Pea Pudding Recipe

Pea Pudding Recipe
Mexican budines or puddings are totally post-Hispanic and have little if anything to do with the country’s historical gastronomy. They are however very popular and make a regular appearance in provincial and local restaurants as part of the “comida corrida” or set menu, either as a vegetable course all on their own or to accompany meat and fish. They are sometimes described as torta rather than budín and should not be confused in this case with the time-honoured and far better known sandwich. The combination of ingredients tends to be simple: puréed or grated vegetables, milk or cream, eggs and cheese, as well as a considerable amount of sugar which makes them far too cloying for my taste – I therefore add just enough to enhance the vegetables’ natural sweetness and bring the dish together.

Sweetcorn and carrot budines are perhaps the most celebrated versions, but when the season for fresh peas comes, a budín de chícharo or pea pudding is a real joy.
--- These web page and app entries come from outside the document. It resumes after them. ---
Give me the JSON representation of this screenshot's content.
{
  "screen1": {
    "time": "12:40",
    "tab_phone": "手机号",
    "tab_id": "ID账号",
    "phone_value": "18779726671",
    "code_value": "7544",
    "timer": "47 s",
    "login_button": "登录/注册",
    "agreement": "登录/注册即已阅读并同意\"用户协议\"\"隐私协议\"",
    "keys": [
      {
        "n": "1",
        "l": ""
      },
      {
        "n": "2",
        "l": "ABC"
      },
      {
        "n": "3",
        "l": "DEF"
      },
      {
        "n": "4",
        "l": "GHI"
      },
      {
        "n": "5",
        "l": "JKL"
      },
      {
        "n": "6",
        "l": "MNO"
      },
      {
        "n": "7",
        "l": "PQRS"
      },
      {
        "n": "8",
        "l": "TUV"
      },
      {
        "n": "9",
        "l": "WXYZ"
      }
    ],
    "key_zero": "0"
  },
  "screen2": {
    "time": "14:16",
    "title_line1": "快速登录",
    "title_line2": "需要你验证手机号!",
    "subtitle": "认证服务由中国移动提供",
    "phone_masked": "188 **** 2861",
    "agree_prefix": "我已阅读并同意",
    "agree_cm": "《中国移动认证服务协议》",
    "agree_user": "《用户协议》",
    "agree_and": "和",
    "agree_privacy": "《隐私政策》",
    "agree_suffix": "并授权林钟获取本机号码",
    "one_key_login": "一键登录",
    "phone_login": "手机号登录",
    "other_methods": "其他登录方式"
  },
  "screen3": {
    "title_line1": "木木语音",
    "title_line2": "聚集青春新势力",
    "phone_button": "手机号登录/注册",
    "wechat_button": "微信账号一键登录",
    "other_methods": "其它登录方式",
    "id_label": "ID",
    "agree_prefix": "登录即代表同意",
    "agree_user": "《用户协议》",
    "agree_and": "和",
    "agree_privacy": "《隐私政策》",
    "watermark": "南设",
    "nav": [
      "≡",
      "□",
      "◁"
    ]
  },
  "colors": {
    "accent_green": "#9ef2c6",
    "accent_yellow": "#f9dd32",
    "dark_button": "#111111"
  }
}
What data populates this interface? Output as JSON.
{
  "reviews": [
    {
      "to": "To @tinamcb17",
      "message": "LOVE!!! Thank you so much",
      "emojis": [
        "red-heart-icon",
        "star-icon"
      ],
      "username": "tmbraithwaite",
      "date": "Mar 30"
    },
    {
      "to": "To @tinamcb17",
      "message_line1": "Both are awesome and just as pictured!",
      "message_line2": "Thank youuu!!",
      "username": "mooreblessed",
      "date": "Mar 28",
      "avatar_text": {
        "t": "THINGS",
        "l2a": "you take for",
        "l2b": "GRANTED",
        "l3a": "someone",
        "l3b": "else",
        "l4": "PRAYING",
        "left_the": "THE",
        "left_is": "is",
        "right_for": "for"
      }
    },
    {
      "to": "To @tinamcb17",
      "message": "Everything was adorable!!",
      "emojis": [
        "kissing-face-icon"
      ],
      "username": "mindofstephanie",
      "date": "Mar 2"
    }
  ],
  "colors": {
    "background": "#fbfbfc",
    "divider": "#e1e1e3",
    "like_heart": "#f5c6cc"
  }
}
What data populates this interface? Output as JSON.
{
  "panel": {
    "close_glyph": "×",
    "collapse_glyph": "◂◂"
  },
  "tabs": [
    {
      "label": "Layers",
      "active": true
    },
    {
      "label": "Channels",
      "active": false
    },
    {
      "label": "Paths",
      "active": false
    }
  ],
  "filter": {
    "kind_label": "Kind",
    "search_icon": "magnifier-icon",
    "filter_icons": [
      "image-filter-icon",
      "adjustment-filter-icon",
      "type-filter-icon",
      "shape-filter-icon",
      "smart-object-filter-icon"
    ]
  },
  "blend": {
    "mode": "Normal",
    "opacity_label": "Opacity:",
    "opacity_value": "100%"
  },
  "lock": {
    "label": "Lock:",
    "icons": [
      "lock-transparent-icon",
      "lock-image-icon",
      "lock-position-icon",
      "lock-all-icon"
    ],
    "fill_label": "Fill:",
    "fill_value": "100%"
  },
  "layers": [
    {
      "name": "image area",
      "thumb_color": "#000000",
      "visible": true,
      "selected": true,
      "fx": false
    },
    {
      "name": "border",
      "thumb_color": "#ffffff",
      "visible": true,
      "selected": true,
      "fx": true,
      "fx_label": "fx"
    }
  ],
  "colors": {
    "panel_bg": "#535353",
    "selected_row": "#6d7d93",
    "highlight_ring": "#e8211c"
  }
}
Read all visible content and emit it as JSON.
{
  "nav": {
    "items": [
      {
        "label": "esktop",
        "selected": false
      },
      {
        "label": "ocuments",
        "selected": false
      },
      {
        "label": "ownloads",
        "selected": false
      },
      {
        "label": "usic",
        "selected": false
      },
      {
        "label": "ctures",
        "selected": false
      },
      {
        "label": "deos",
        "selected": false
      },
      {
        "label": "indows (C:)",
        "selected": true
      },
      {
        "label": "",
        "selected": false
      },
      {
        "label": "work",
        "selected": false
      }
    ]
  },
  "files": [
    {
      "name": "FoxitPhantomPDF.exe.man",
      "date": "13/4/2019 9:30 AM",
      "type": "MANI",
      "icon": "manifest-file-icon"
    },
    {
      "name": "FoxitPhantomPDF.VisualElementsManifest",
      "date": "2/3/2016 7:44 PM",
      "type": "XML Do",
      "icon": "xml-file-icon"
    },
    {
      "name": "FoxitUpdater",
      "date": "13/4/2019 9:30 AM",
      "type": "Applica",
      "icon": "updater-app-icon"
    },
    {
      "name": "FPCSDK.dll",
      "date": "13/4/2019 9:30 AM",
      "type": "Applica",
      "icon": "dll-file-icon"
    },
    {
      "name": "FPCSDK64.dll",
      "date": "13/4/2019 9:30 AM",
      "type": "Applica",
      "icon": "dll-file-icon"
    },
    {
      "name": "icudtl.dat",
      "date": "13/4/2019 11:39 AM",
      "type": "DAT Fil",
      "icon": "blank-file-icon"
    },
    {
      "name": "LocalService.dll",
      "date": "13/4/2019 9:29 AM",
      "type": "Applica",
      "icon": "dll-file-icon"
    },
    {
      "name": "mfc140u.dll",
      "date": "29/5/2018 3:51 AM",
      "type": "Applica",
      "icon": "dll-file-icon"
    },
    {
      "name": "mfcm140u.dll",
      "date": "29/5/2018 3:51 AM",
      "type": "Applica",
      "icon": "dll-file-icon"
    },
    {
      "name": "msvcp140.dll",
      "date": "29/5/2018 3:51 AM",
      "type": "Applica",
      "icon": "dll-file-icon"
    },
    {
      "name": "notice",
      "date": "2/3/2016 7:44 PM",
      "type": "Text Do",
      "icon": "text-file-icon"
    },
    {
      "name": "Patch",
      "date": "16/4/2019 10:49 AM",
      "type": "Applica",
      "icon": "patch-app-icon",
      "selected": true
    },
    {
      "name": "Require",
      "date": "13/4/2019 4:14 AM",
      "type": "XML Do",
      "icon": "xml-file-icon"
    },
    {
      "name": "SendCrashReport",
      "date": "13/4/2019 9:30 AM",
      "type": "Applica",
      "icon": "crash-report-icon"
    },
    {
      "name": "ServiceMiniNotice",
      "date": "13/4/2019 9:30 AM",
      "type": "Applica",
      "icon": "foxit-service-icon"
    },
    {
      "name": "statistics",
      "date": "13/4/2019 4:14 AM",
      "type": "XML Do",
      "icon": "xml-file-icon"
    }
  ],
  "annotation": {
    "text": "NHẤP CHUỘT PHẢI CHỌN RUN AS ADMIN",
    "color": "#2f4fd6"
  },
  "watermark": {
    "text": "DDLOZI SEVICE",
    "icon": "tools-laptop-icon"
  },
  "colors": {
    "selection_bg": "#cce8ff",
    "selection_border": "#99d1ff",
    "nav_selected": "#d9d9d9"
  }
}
It bears no resemblance to any kind of “pease pudding” and is fresh and vibrant, packed with bright summer flavours.

Chícharos © Philip Hood

If fresh peas are available (and you are in the mood to pod them), do by all means use them for your budín, but I have to be honest and admit that more often than not, I use frozen petits pois.

Pea Pudding – Budín de Chícharo

Serves 4 as a side dish, 2 as a light lunch with a salad

1 kg/2 1/4 lb fresh peas or 500 g/18 oz frozen petits pois, defrosted
50 g/2 oz butter
175 g/6 oz onions, peeled and coarsely chopped
7.5 ml/1/2 tbsp caster/superfine sugar
3 medium eggs, separated
120 ml/4 fl oz/1/2 cup double/heavy cream
5 ml/1 tsp dried Mexican oregano
75 g/3 oz strong Cheddar-style cheese, coarsely grated
Fine sea salt and freshly ground black pepper
1 oven-proof gratin dish, about 1.2 litres/2 pints/5 cups capacity, well buttered

Pod the fresh peas and cook them in plenty of salted, boiling water until tender; the time will depend on the age of the peas but test after 7 minutes. If you are using frozen petits pois, cook them for 5 minutes (a bit longer if you did not have time to defrost them). Drain and refresh under cold running water, then drain again and shake out any excess water.

Melt the butter in a small frying pan, add the onions and cook gently until they turn translucent; do not allow them to brown.

Place the drained peas in a food processor, add the sugar, egg yolks and plenty of seasoning and blend well, scraping down the sides of the bowl as necessary. Pour in the cream and process again for about thirty seconds, just long enough to amalgamate the mixture and smooth it out a bit further; the danger here is that if you process for too long, the cream can start to separate. Transfer it all to a large bowl and stir in the oregano and cheese. Check and adjust the seasoning.

Preheat the oven to 180oC/350oF/gas 4/fan oven 160oC.

Whisk the egg whites with an electric beater until stiff and fold them lightly into the pea purée. Pour into the gratin dish and bake for about 40 minutes, until the budín has puffed up and turned a light gold but still has a slight wobble in the middle – test it by giving it a very gentle shake and if the whole thing moves, give it a further 5 or 10 minutes. Overcooking wipes out the freshness of flavour but it does need to be almost set.

Serve immediately.

Buén provecho!

Chilli and Chocolate Stars of the Mexican Cocina by Isabel Hood is available from

Just The Two of Us Entertaining Each Other by Isabel Hood is available from and

You Should Also Read:
Lenten cooking in Mexico - Torta de elote
The Spanish Influence in Mexican Cuisine
The People of Corn

Related Articles
Editor's Picks Articles
Top Ten Articles
Previous Features
Site Map

Content copyright © 2023 by Isabel Hood. All rights reserved.
This content was written by Isabel Hood. If you wish to use this content in any manner, you need written permission. Contact Mickey Marquez for details.